What you are asked to do ▸ For this exercise, set down all the records exactly as given.

Records ▸
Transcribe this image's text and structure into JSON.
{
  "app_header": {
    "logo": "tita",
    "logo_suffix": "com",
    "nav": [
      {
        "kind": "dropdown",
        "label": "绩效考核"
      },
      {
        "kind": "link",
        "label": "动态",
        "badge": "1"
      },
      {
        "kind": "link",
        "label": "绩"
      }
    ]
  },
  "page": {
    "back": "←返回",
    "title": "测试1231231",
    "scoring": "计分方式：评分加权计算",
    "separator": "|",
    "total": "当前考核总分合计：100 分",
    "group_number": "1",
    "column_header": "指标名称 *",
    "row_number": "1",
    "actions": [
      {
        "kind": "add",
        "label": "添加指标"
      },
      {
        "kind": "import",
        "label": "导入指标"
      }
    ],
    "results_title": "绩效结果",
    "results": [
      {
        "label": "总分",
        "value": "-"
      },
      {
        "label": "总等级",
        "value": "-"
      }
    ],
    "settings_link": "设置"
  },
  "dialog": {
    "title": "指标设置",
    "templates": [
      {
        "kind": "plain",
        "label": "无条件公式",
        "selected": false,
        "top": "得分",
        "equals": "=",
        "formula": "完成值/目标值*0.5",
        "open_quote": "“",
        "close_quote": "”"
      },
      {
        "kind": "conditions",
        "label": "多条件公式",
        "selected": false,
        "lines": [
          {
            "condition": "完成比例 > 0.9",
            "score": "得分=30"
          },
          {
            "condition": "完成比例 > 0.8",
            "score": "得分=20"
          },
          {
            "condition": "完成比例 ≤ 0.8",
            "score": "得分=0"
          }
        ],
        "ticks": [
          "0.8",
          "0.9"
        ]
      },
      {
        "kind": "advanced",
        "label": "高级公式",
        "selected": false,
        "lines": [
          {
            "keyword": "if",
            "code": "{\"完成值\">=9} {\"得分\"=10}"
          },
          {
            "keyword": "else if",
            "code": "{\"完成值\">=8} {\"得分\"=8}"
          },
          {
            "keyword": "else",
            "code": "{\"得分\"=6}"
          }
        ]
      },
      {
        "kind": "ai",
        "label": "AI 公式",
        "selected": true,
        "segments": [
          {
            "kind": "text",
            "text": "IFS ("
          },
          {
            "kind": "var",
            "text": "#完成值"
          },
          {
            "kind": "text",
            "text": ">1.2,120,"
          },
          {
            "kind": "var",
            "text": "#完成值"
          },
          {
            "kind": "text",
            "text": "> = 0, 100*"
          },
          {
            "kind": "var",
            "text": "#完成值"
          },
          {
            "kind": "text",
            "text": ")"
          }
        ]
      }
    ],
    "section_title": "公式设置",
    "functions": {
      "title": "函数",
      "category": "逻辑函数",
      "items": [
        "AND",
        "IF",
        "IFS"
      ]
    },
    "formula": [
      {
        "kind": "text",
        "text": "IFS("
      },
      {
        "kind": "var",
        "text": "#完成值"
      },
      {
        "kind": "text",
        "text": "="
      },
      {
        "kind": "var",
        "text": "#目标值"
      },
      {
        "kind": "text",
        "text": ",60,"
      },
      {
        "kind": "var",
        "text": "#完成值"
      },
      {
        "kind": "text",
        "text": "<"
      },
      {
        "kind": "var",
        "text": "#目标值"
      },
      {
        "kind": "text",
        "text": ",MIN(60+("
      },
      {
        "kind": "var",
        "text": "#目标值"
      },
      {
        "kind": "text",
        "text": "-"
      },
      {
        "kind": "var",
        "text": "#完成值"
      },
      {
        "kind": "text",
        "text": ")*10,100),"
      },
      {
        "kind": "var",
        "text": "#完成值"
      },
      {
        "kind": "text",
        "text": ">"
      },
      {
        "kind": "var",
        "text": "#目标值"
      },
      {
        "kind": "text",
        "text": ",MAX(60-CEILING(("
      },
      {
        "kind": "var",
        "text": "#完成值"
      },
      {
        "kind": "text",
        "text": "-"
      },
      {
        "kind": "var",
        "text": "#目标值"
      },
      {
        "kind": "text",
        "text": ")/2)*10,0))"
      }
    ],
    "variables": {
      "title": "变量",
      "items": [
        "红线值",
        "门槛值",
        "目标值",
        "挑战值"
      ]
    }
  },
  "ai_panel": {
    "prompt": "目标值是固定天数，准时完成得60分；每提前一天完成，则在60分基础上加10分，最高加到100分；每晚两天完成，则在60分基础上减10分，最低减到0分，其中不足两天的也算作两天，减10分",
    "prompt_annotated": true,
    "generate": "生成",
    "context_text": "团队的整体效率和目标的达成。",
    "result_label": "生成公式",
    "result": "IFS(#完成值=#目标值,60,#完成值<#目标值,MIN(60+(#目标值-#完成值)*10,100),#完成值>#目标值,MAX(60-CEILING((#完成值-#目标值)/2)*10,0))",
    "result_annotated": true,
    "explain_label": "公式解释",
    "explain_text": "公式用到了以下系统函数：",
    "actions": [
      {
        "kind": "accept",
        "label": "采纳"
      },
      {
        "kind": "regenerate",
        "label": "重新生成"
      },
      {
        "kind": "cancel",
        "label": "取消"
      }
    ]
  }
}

Completed exercise ▸
Transcribe this image's text and structure into JSON.
{
  "app_header": {
    "logo": "tita",
    "logo_suffix": "com",
    "nav": [
      {
        "kind": "dropdown",
        "label": "绩效考核"
      },
      {
        "kind": "link",
        "label": "动态",
        "badge": "1"
      },
      {
        "kind": "link",
        "label": "绩"
      }
    ]
  },
  "page": {
    "back": "←返回",
    "title": "测试1231231",
    "scoring": "计分方式：评分加权计算",
    "separator": "|",
    "total": "当前考核总分合计：100 分",
    "group_number": "1",
    "column_header": "指标名称 *",
    "row_number": "1",
    "actions": [
      {
        "kind": "add",
        "label": "添加指标"
      },
      {
        "kind": "import",
        "label": "导入指标"
      }
    ],
    "results_title": "绩效结果",
    "results": [
      {
        "label": "总分",
        "value": "-"
      },
      {
        "label": "总等级",
        "value": "-"
      }
    ],
    "settings_link": "设置"
  },
  "dialog": {
    "title": "指标设置",
    "templates": [
      {
        "kind": "plain",
        "label": "无条件公式",
        "selected": false,
        "top": "得分",
        "equals": "=",
        "formula": "完成值/目标值*0.5",
        "open_quote": "“",
        "close_quote": "”"
      },
      {
        "kind": "conditions",
        "label": "多条件公式",
        "selected": false,
        "lines": [
          {
            "condition": "完成比例 > 0.9",
            "score": "得分=30"
          },
          {
            "condition": "完成比例 > 0.8",
            "score": "得分=20"
          },
          {
            "condition": "完成比例 ≤ 0.8",
            "score": "得分=0"
          }
        ],
        "ticks": [
          "0.8",
          "0.9"
        ]
      },
      {
        "kind": "advanced",
        "label": "高级公式",
        "selected": false,
        "lines": [
          {
            "keyword": "if",
            "code": "{\"完成值\">=9} {\"得分\"=10}"
          },
          {
            "keyword": "else if",
            "code": "{\"完成值\">=8} {\"得分\"=8}"
          },
          {
            "keyword": "else",
            "code": "{\"得分\"=6}"
          }
        ]
      },
      {
        "kind": "ai",
        "label": "AI 公式",
        "selected": true,
        "segments": [
          {
            "kind": "text",
            "text": "IFS ("
          },
          {
            "kind": "var",
            "text": "#完成值"
          },
          {
            "kind": "text",
            "text": ">1.2,120,"
          },
          {
            "kind": "var",
            "text": "#完成值"
          },
          {
            "kind": "text",
            "text": "> = 0, 100*"
          },
          {
            "kind": "var",
            "text": "#完成值"
          },
          {
            "kind": "text",
            "text": ")"
          }
        ]
      }
    ],
    "section_title": "公式设置",
    "functions": {
      "title": "函数",
      "category": "逻辑函数",
      "items": [
        "AND",
        "IF",
        "IFS"
      ]
    },
    "formula": [
      {
        "kind": "text",
        "text": "IFS("
      },
      {
        "kind": "var",
        "text": "#完成值"
      },
      {
        "kind": "text",
        "text": "="
      },
      {
        "kind": "var",
        "text": "#目标值"
      },
      {
        "kind": "text",
        "text": ",60,"
      },
      {
        "kind": "var",
        "text": "#完成值"
      },
      {
        "kind": "text",
        "text": "<"
      },
      {
        "kind": "var",
        "text": "#目标值"
      },
      {
        "kind": "text",
        "text": ",MIN(60+("
      },
      {
        "kind": "var",
        "text": "#目标值"
      },
      {
        "kind": "text",
        "text": "-"
      },
      {
        "kind": "var",
        "text": "#完成值"
      },
      {
        "kind": "text",
        "text": ")*10,100),"
      },
      {
        "kind": "var",
        "text": "#完成值"
      },
      {
        "kind": "text",
        "text": ">"
      },
      {
        "kind": "var",
        "text": "#目标值"
      },
      {
        "kind": "text",
        "text": ",MAX(60-CEILING(("
      },
      {
        "kind": "var",
        "text": "#完成值"
      },
      {
        "kind": "text",
        "text": "-"
      },
      {
        "kind": "var",
        "text": "#目标值"
      },
      {
        "kind": "text",
        "text": ")/2)*10,0))"
      }
    ],
    "variables": {
      "title": "变量",
      "items": [
        "红线值",
        "门槛值",
        "目标值",
        "挑战值"
      ]
    }
  },
  "ai_panel": {
    "prompt": "目标值是固定天数，准时完成得60分；每提前一天完成，则在60分基础上加10分，最高加到100分；每晚两天完成，则在60分基础上减10分，最低减到0分，其中不足两天的也算作两天，减10分",
    "prompt_annotated": true,
    "generate": "生成",
    "context_text": "团队的整体效率和目标的达成。",
    "result_label": "生成公式",
    "result": "IFS(#完成值=#目标值,60,#完成值<#目标值,MIN(60+(#目标值-#完成值)*10,100),#完成值>#目标值,MAX(60-CEILING((#完成值-#目标值)/2)*10,0))",
    "result_annotated": true,
    "explain_label": "公式解释",
    "explain_text": "公式用到了以下系统函数：",
    "actions": [
      {
        "kind": "accept",
        "label": "采纳"
      },
      {
        "kind": "regenerate",
        "label": "重新生成"
      },
      {
        "kind": "cancel",
        "label": "取消"
      }
    ]
  }
}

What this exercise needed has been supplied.